Barbara Pels
Institute for International Integration Studies and Department of Economics Trinity College Dublin

IIIS Discussion Paper No. 330

Abstract

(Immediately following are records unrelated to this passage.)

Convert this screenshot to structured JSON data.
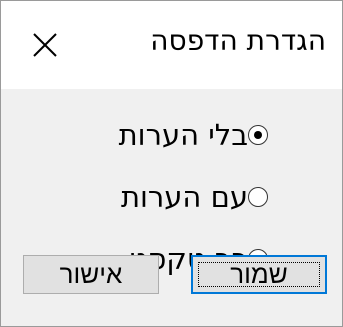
{
  "dialog": {
    "title": "הגדרת הדפסה",
    "close_icon": "close-x-icon"
  },
  "options": {
    "selected_index": 0,
    "items": [
      {
        "label": "בלי הערות",
        "checked": true
      },
      {
        "label": "עם הערות",
        "checked": false
      },
      {
        "label": "רב טקסט",
        "checked": false
      }
    ]
  },
  "buttons": {
    "save_label": "שמור",
    "ok_label": "אישור"
  },
  "colors": {
    "title_bg": "#ffffff",
    "client_bg": "#f0f0f0",
    "button_bg": "#e1e1e1",
    "default_button_border": "#0078d7"
  }
}
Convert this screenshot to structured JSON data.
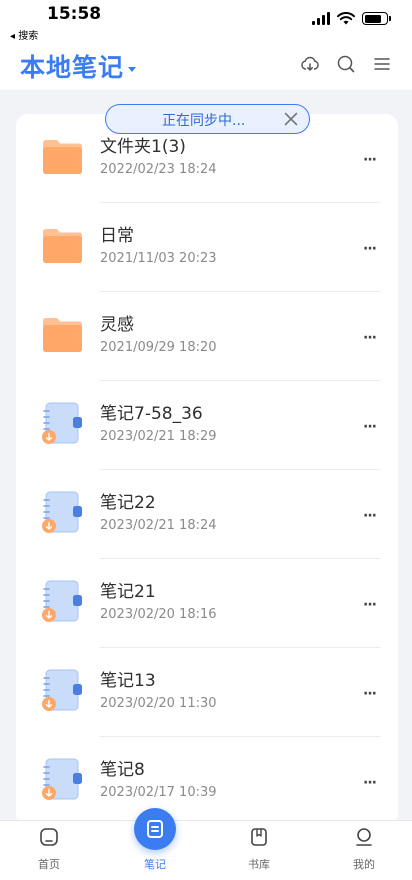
{
  "status_bar": {
    "time": "15:58",
    "back_app": "◂ 搜索"
  },
  "header": {
    "title": "本地笔记"
  },
  "sync_banner": {
    "text": "正在同步中..."
  },
  "items": [
    {
      "type": "folder",
      "name": "文件夹1(3)",
      "date": "2022/02/23 18:24"
    },
    {
      "type": "folder",
      "name": "日常",
      "date": "2021/11/03 20:23"
    },
    {
      "type": "folder",
      "name": "灵感",
      "date": "2021/09/29 18:20"
    },
    {
      "type": "notebook",
      "name": "笔记7-58_36",
      "date": "2023/02/21 18:29"
    },
    {
      "type": "notebook",
      "name": "笔记22",
      "date": "2023/02/21 18:24"
    },
    {
      "type": "notebook",
      "name": "笔记21",
      "date": "2023/02/20 18:16"
    },
    {
      "type": "notebook",
      "name": "笔记13",
      "date": "2023/02/20 11:30"
    },
    {
      "type": "notebook",
      "name": "笔记8",
      "date": "2023/02/17 10:39"
    }
  ],
  "more_label": "···",
  "tabs": [
    {
      "label": "首页",
      "icon": "home-icon"
    },
    {
      "label": "笔记",
      "icon": "note-icon",
      "active": true
    },
    {
      "label": "书库",
      "icon": "bookshelf-icon"
    },
    {
      "label": "我的",
      "icon": "profile-icon"
    }
  ],
  "colors": {
    "accent": "#3b7cf0",
    "folder": "#ffa86a",
    "notebook": "#c9dcfa"
  }
}
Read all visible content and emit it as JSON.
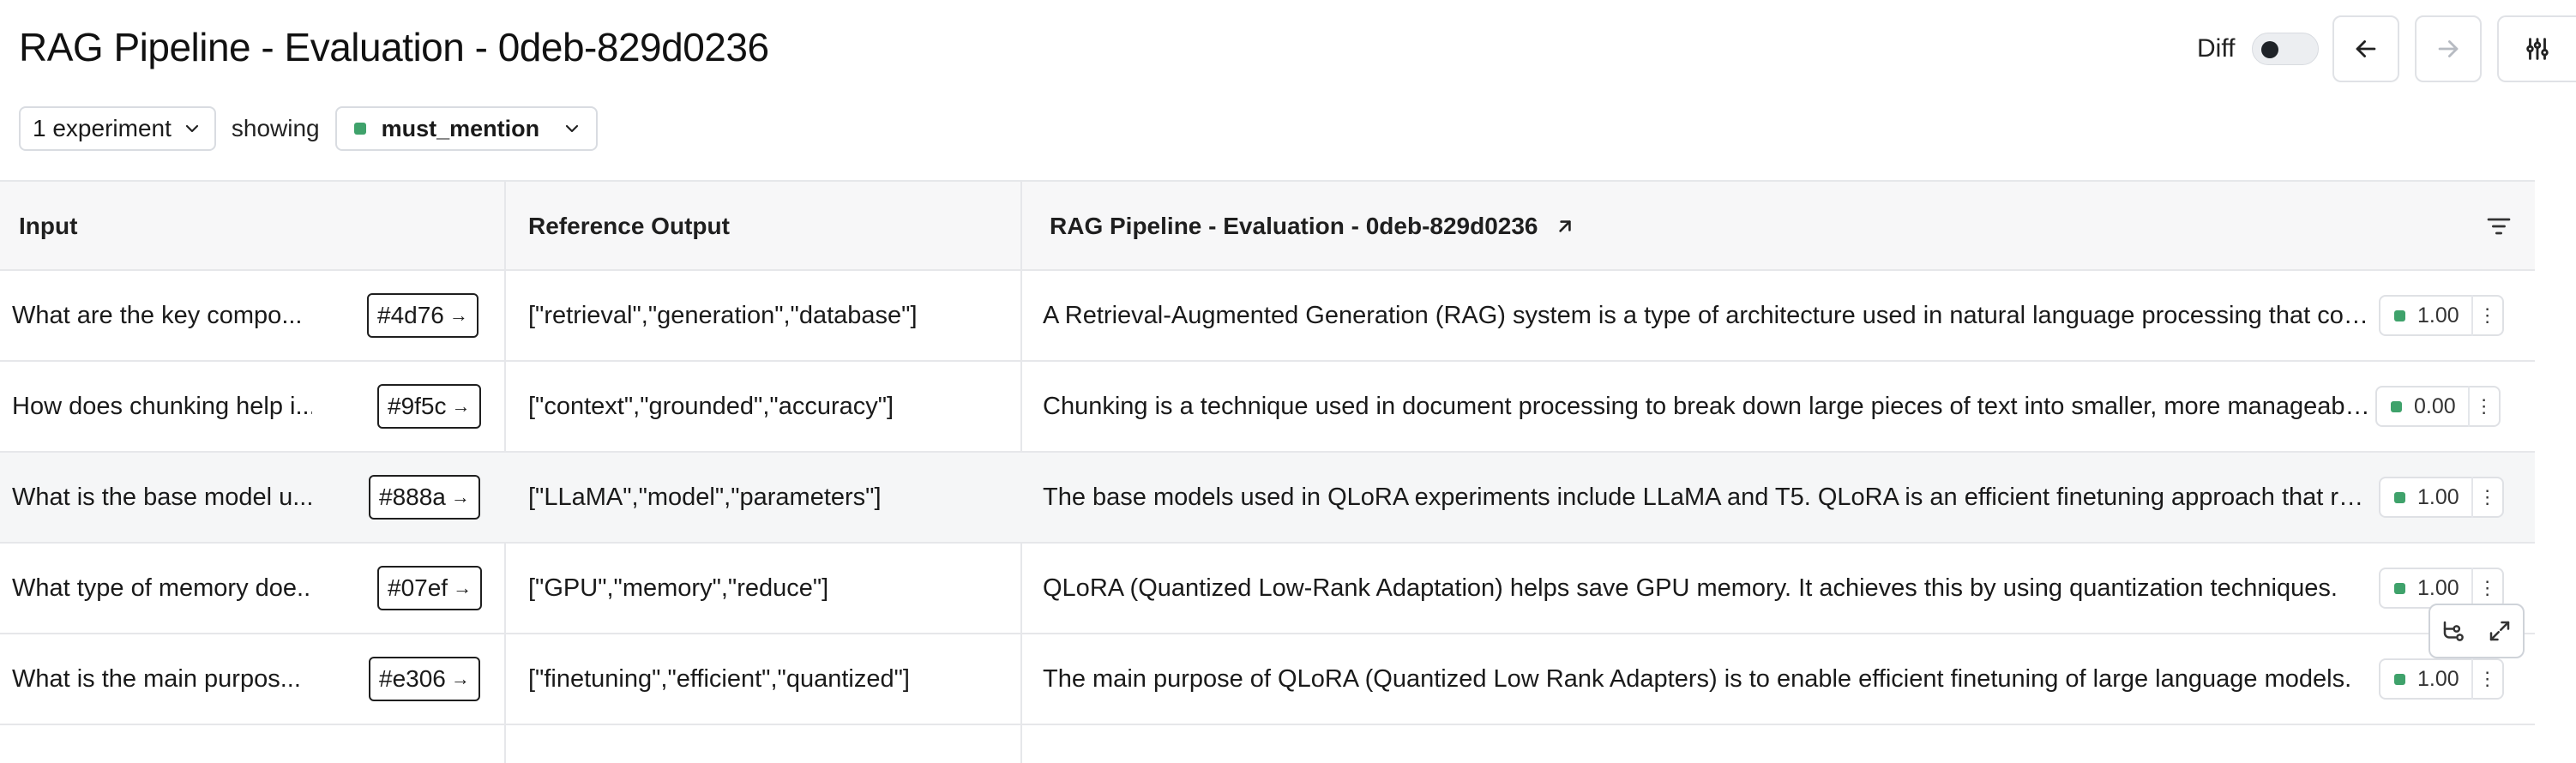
{
  "header": {
    "title": "RAG Pipeline - Evaluation - 0deb-829d0236",
    "diff_label": "Diff",
    "diff_enabled": false,
    "experiments_select": "1 experiment",
    "showing_label": "showing",
    "feedback_select": "must_mention",
    "feedback_color": "#3fa26b"
  },
  "table": {
    "columns": [
      "Input",
      "Reference Output",
      "RAG Pipeline - Evaluation - 0deb-829d0236"
    ],
    "rows": [
      {
        "input": "What are the key compo...",
        "id": "#4d76",
        "reference": "[\"retrieval\",\"generation\",\"database\"]",
        "output": "A Retrieval-Augmented Generation (RAG) system is a type of architecture used in natural language processing that combines retrieval and generation components.",
        "score": "1.00"
      },
      {
        "input": "How does chunking help i...",
        "id": "#9f5c",
        "reference": "[\"context\",\"grounded\",\"accuracy\"]",
        "output": "Chunking is a technique used in document processing to break down large pieces of text into smaller, more manageable chunks.",
        "score": "0.00"
      },
      {
        "input": "What is the base model u...",
        "id": "#888a",
        "reference": "[\"LLaMA\",\"model\",\"parameters\"]",
        "output": "The base models used in QLoRA experiments include LLaMA and T5. QLoRA is an efficient finetuning approach that reduces memory usage.",
        "score": "1.00"
      },
      {
        "input": "What type of memory doe...",
        "id": "#07ef",
        "reference": "[\"GPU\",\"memory\",\"reduce\"]",
        "output": "QLoRA (Quantized Low-Rank Adaptation) helps save GPU memory. It achieves this by using quantization techniques.",
        "score": "1.00"
      },
      {
        "input": "What is the main purpos...",
        "id": "#e306",
        "reference": "[\"finetuning\",\"efficient\",\"quantized\"]",
        "output": "The main purpose of QLoRA (Quantized Low Rank Adapters) is to enable efficient finetuning of large language models.",
        "score": "1.00"
      }
    ]
  },
  "icons": {
    "back": "arrow-left-icon",
    "forward": "arrow-right-icon",
    "settings": "sliders-icon",
    "open": "arrow-up-right-icon",
    "filter": "filter-lines-icon",
    "more": "more-vertical-icon",
    "trace": "trace-icon",
    "expand": "expand-icon"
  }
}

According to neoclassical economic theory capital scarce countries with an open capital account will attract foreign capital because the rate of return in these countries is high. Capital inflows will be channelled towards investment projects in order to reap the benefi ts of the higher rate of return, and this will lead to economic growth. Empirically it is not clear that this mechanism is at work. This paper extends the current literature by combining the insight that domestic nance matters for growth into the empirical literature on the effects of capital inflows. A panel of 39 countries between 1976 and 2003 is used to estimate the e ects of capital inflows on xed investment. I use panel data on 39 developing countries between 1976 and 2003 to show that the eff ect of capital inflows on physical investment depends on the type of infl ow and on the level of domestic nancial development. It is shown that the efect of capital inflows on physical investment depends on the type of inflow and on the level of domestic nancial development. The e ects of aggregate capital inflows on investment are positive, small and increasing with the level of domestic nancial development. Only for debt inflows there is an indicatiThe key result of the so-called “New Trade Theory” is that countries gain from falling trade costs by an increase in the number of varieties available to consumers. Though the number of varieties in a given country rises, it is also true that global variety decreases from increased competition wherein imported varieties drive out some local varieties. This second result is a major issue for anti-trade activists who criticize the move towards free trade as promoting “homogenization” or Americanization” of varieties across countries. We present a model of endogenous entry with heterogeneous firms which models this concern in two ways: a portion of a consumer’s income is spent overseas (i.e. tourism) and an existence value (a common tool in environmental economics where simply knowing that a species exists provides utility). Since lowering trade costs induces additional varieties to export and drives out some non-exported varieties, these modifications result in welfare losses not accounted for in the existing literature. Nevertheless, it is only through the existence value that welfare can fall as a result of declining trade barriers. Thus, for these criticisms of globalization to dominate, it must be that this loss in the existence value outweighs the direct benefits from consumption.

 


Last updated 28 August 2014 by IIIS (Email).